I chose to display the latest 3 blog posts inside my widget and deliberately added a “Check out the Blog” button under them.
What I love about this widget is that it doesn’t set links on the meta data(date, author, comments), which from an SEO point of view is a good thing because the post URLs get more link equity and could rank slightly higher in search results. So the widget is the perfect choice for SEO savvy geeks out there 🙂
The Portfolio element acts the same, so if you’re looking for a project-style layout for your posts, then this one might come in handy. Plus, it supports category filters as well so that’s a nice UX addition to the grid that your visitors will probably enjoy.
Elementor Blog Posts Extensions
In its early days, Elementor was so cool that it managed to disrupt the entire WordPress industry. No wonder there are tons of extensions for it, some of them being fully-fledged businesses nowadays, with teams 100% dedicated to maintaining and developing the plugins. Here are even more options for displaying your posts with Elementor:
- Post Grid Elementor Addon(Free)
- Essential Addons for Elementor(Freemium)
- Ultimate Addons for Elementor(Premium)
Shortcode Based Posts Widgets
Now, what if you’re not using a page builder for your website? Well, firstly I would say that it doesn’t hurt to use one and as you could see, the options are pretty much limitless. Secondly, I get it, your site runs perfectly fine as is and you just need a quick solution to display your blog posts or even custom posts on pages other than your frontpage.
The solution here would be to use a plugin or extension which generates shortcodes that you could use on any page.
You know what’s great about them? You can use the shortcodes with any page builder as well.
On the other hand, if you have no problem getting your hands dirty, then you could code some custom page templates and use the functions generated by the plugins to display the grids as you wish. Personally, I find this approach counterintuitive and unproductive, although I’m a web developer myself. My suggestion for you is to not reinvent the wheel, but build up your stuff on what’s available out there.
Displaying blog posts wherever you want on a site has never been so easy.
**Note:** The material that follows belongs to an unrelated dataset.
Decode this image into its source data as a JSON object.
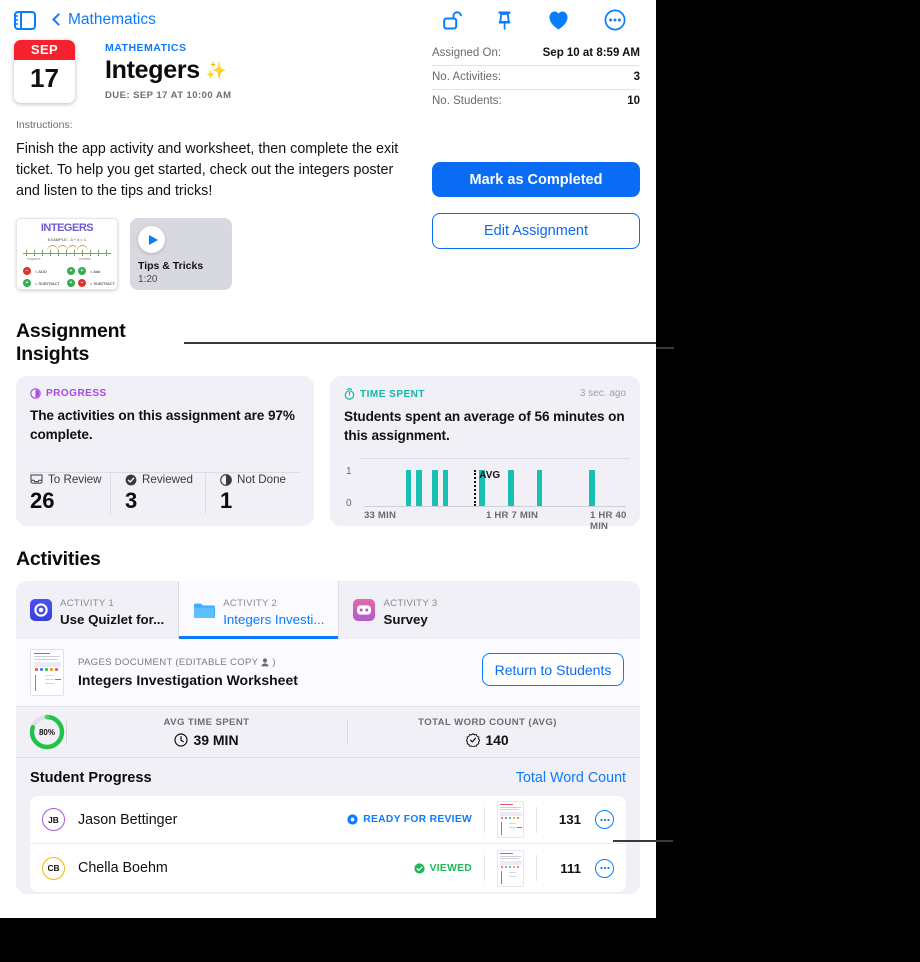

Page builders such as Gutenberg and Elementor, but also Divi Builder, Brizy, Beaver Builder, or Thrive Architect are here to stay and it’s in our interest to rely on such amazing tools for successfully running our sites and businesses.